Unfortunately, many applicants fail to tell the complete truth. Some even knowingly provide false information in an effort to land a job. When employers act on inaccurate information, they may unwittingly extend offers to unqualified people, which can wreak havoc on businesses in a number of ways.
Many employers use DBS online tracking to help ensure that they receive correct information about job applicants.
The Reasons for Background Checks
Checking for criminal records ranks as one of the most-frequent reasons employers conduct background checks before hiring individuals. However, employers also have various other reasons.
Background checks help employers reduce the risk of hiring someone who provides incorrect credentials — which can include college degrees, professional licenses and certifications, and academic courses required in specific fields. In addition, employers can confirm details of an applicant’s prior work history — including positions held and job duties.
Employers also use background checks to help them comply with state and federal regulations for some jobs — such as medical professionals, teachers and caregivers for seniors.
In addition, employers can face litigation for negligent hiring if they fail to conduct background checks and an employee goes on to damage property or injure someone.
Elements of a Background Check
Background checks can include multiple elements, and employers can choose and customize the information they receive. Although the information included varies by state, background checks typically include criminal records — which can encompass arrests, convictions, and any penalties paid or sentences served.
In addition, employers may wish to include driving records — especially for jobs that require a staff member to operate a motor vehicle on company time. Social Security numbers also may be included so that employers can verify an applicant’s identity.
Most background checks will include employment history. Past places of work, positions held, job titles, dates worked and any disciplinary actions may be included in a background check report to an employer. A background check also may include contacting references and reporting their comments to the employer.
State or federal laws may require that an employer receives permission from an applicant before requesting educational history — other than any degrees the applicant earned — as well as medical records.

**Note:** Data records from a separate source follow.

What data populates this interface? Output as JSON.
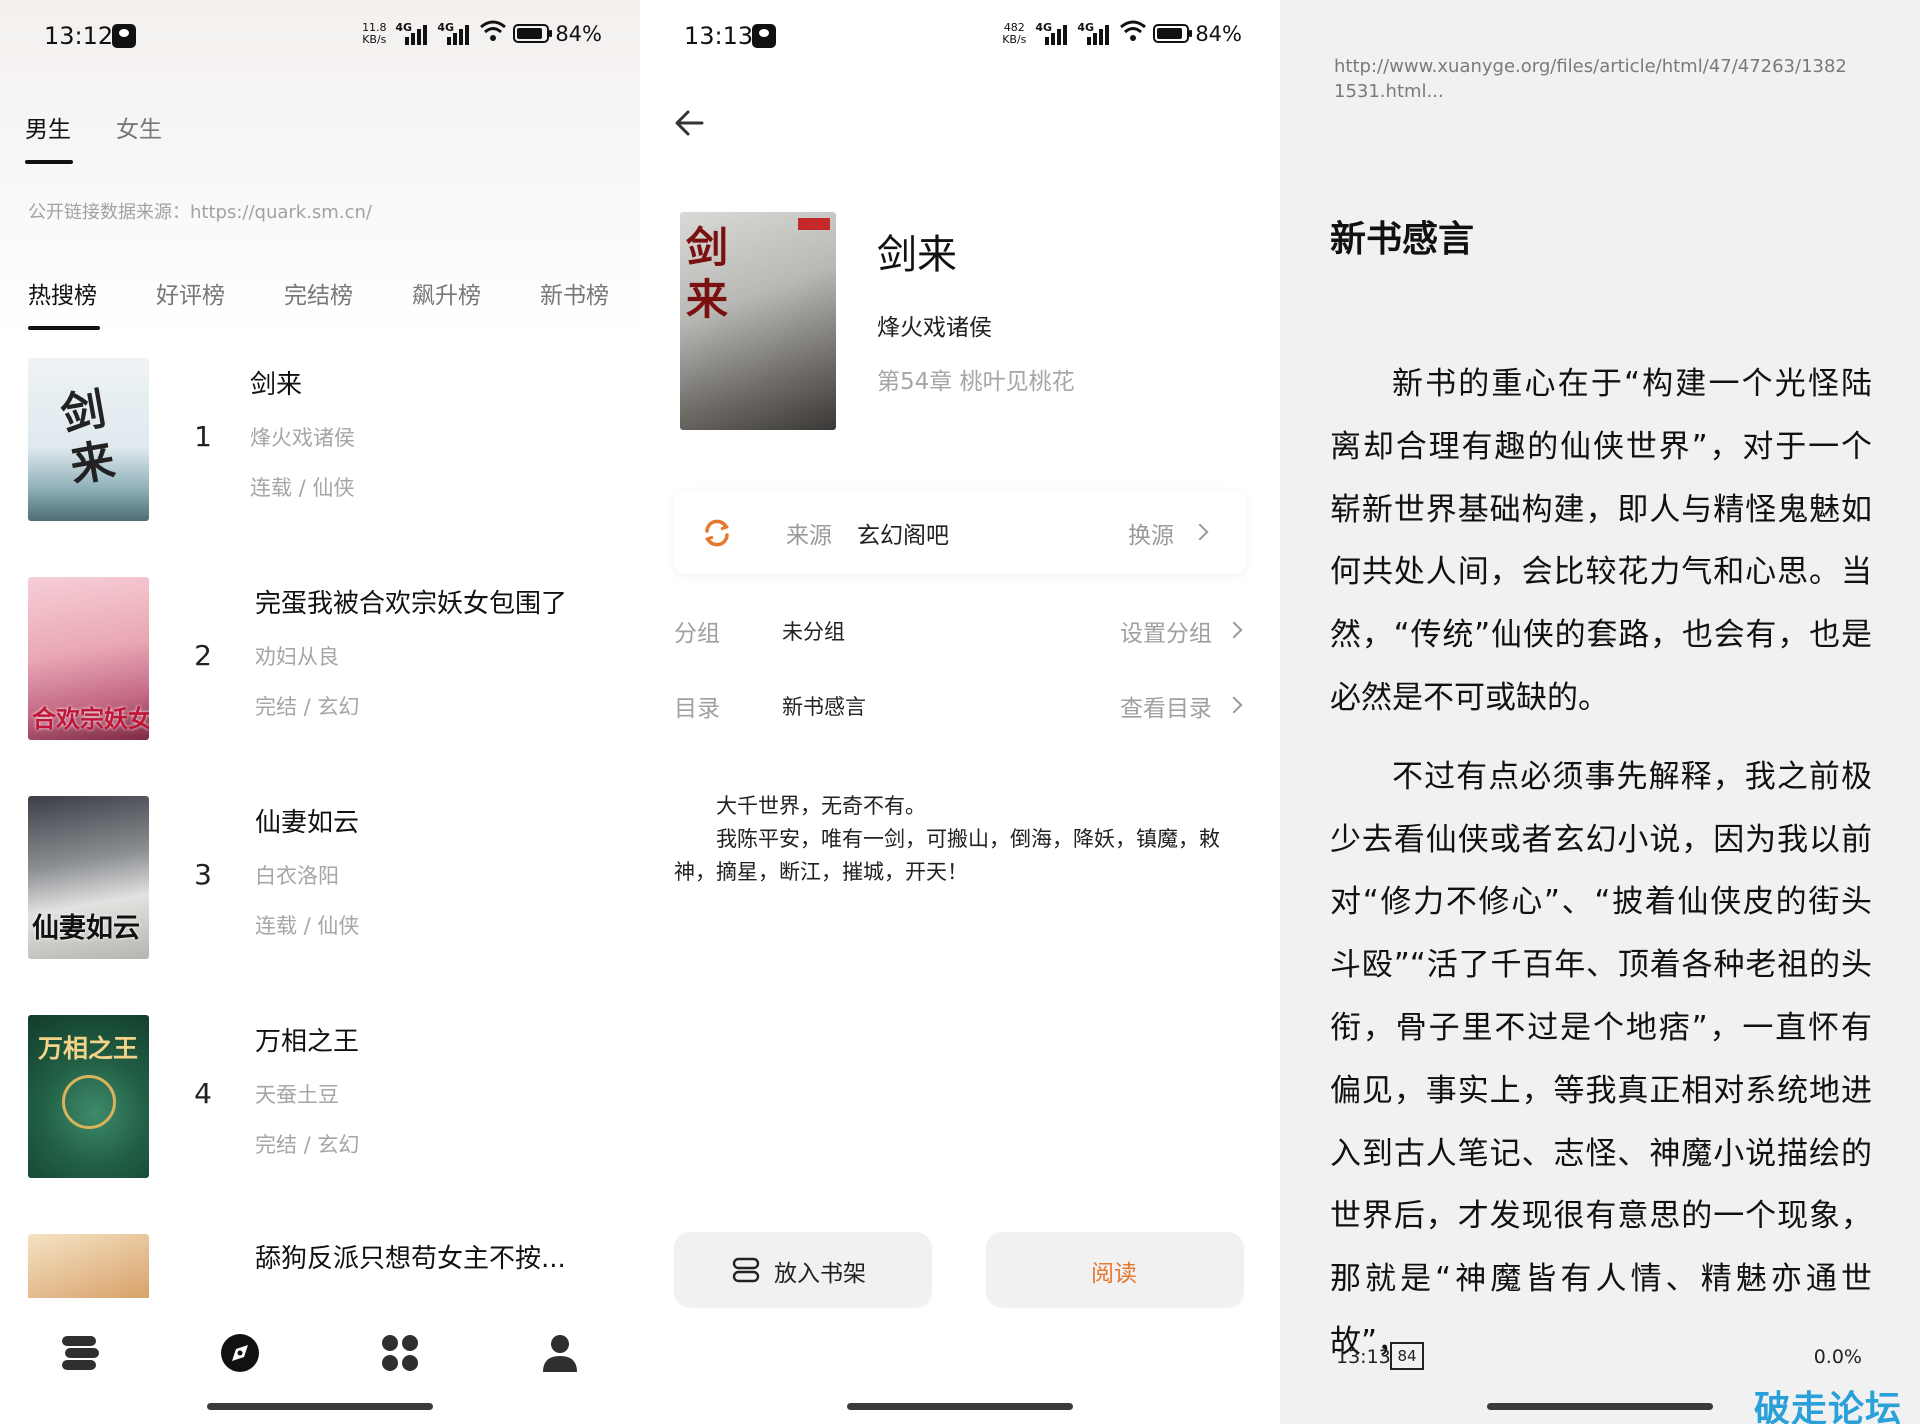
{
  "status_left": {
    "time": "13:12",
    "speed": "11.8 KB/s",
    "net1": "4G",
    "net2": "4G",
    "battery": "84%"
  },
  "status_mid": {
    "time": "13:13",
    "speed": "482 KB/s",
    "net1": "4G",
    "net2": "4G",
    "battery": "84%"
  },
  "ranking": {
    "gender_tabs": [
      "男生",
      "女生"
    ],
    "source_note": "公开链接数据来源：https://quark.sm.cn/",
    "rank_tabs": [
      "热搜榜",
      "好评榜",
      "完结榜",
      "飙升榜",
      "新书榜"
    ],
    "books": [
      {
        "rank": "1",
        "title": "剑来",
        "author": "烽火戏诸侯",
        "meta": "连载 / 仙侠",
        "cover_text": "剑来"
      },
      {
        "rank": "2",
        "title": "完蛋我被合欢宗妖女包围了",
        "author": "劝妇从良",
        "meta": "完结 / 玄幻",
        "cover_text": "合欢宗妖女"
      },
      {
        "rank": "3",
        "title": "仙妻如云",
        "author": "白衣洛阳",
        "meta": "连载 / 仙侠",
        "cover_text": "仙妻如云"
      },
      {
        "rank": "4",
        "title": "万相之王",
        "author": "天蚕土豆",
        "meta": "完结 / 玄幻",
        "cover_text": "万相之王"
      },
      {
        "rank": "5",
        "title": "舔狗反派只想苟女主不按...",
        "author": "",
        "meta": ""
      }
    ],
    "nav_icons": [
      "bookshelf-icon",
      "discover-icon",
      "apps-icon",
      "profile-icon"
    ]
  },
  "detail": {
    "title": "剑来",
    "author": "烽火戏诸侯",
    "chapter": "第54章 桃叶见桃花",
    "cover_text": "剑来",
    "source_label": "来源",
    "source_name": "玄幻阁吧",
    "switch_source": "换源",
    "group_label": "分组",
    "group_value": "未分组",
    "group_action": "设置分组",
    "toc_label": "目录",
    "toc_value": "新书感言",
    "toc_action": "查看目录",
    "intro_1": "大千世界，无奇不有。",
    "intro_2": "我陈平安，唯有一剑，可搬山，倒海，降妖，镇魔，敕神，摘星，断江，摧城，开天！",
    "btn_shelf": "放入书架",
    "btn_read": "阅读",
    "accent": "#e8772e"
  },
  "reader": {
    "url": "http://www.xuanyge.org/files/article/html/47/47263/13821531.html...",
    "chapter_title": "新书感言",
    "para_1": "新书的重心在于“构建一个光怪陆离却合理有趣的仙侠世界”，对于一个崭新世界基础构建，即人与精怪鬼魅如何共处人间，会比较花力气和心思。当然，“传统”仙侠的套路，也会有，也是必然是不可或缺的。",
    "para_2": "不过有点必须事先解释，我之前极少去看仙侠或者玄幻小说，因为我以前对“修力不修心”、“披着仙侠皮的街头斗殴”“活了千百年、顶着各种老祖的头衔，骨子里不过是个地痞”，一直怀有偏见，事实上，等我真正相对系统地进入到古人笔记、志怪、神魔小说描绘的世界后，才发现很有意思的一个现象，那就是“神魔皆有人情、精魅亦通世故”，",
    "time": "13:13",
    "battery": "84",
    "progress": "0.0%"
  },
  "watermark": "破走论坛"
}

Permission also may be required for some records regarding military service.
What Should Applicants Know About Background Checks?
For jobseekers, information obtained through background checks can significantly impact future employment prospects. Applicants who believe their background check reports include incorrect information should point out the errors to the prospective employer.
In addition, applicants should dispute the information through the companies that conduct the background checks. Businesses may conduct background checks in-house or may contract with third-party providers. Applicants should notify employers when filing disputes with outside companies.
Within five business days following investigation completion, applicants should receive a report about the findings. Applicants also may request that background check companies send reports to employers with whom they have recently applied.
To prepare for background checks, jobseekers should review their credit reports and check their driving records as well as criminal history. In addition, applicants may wish to view previous personnel files, and they should notify individuals who may be called for references.
Applicants also should consider cleaning up any social media accounts and online references to potentially damaging information.
Employee turnover can mean significant costs for businesses, and most employers prefer to avoid hiring unsuitable applicants. Pre-employment background checks help employers contain costs of staff turnover while limiting the potential problems caused by unqualified workers. For jobseekers, taking proactive steps to review information that may appear in background checks can provide an edge in competitive hiring environments. For even more information on background checks and why they’re so important for employers and job candidates alike, consult the following infographic.
Author bio: Christian Moore is COO at Global Verification Network. He has more than 20 years of investigative and business experience with competencies including surveillance, competitive intelligence, pre-employment and course-of-employment background screening.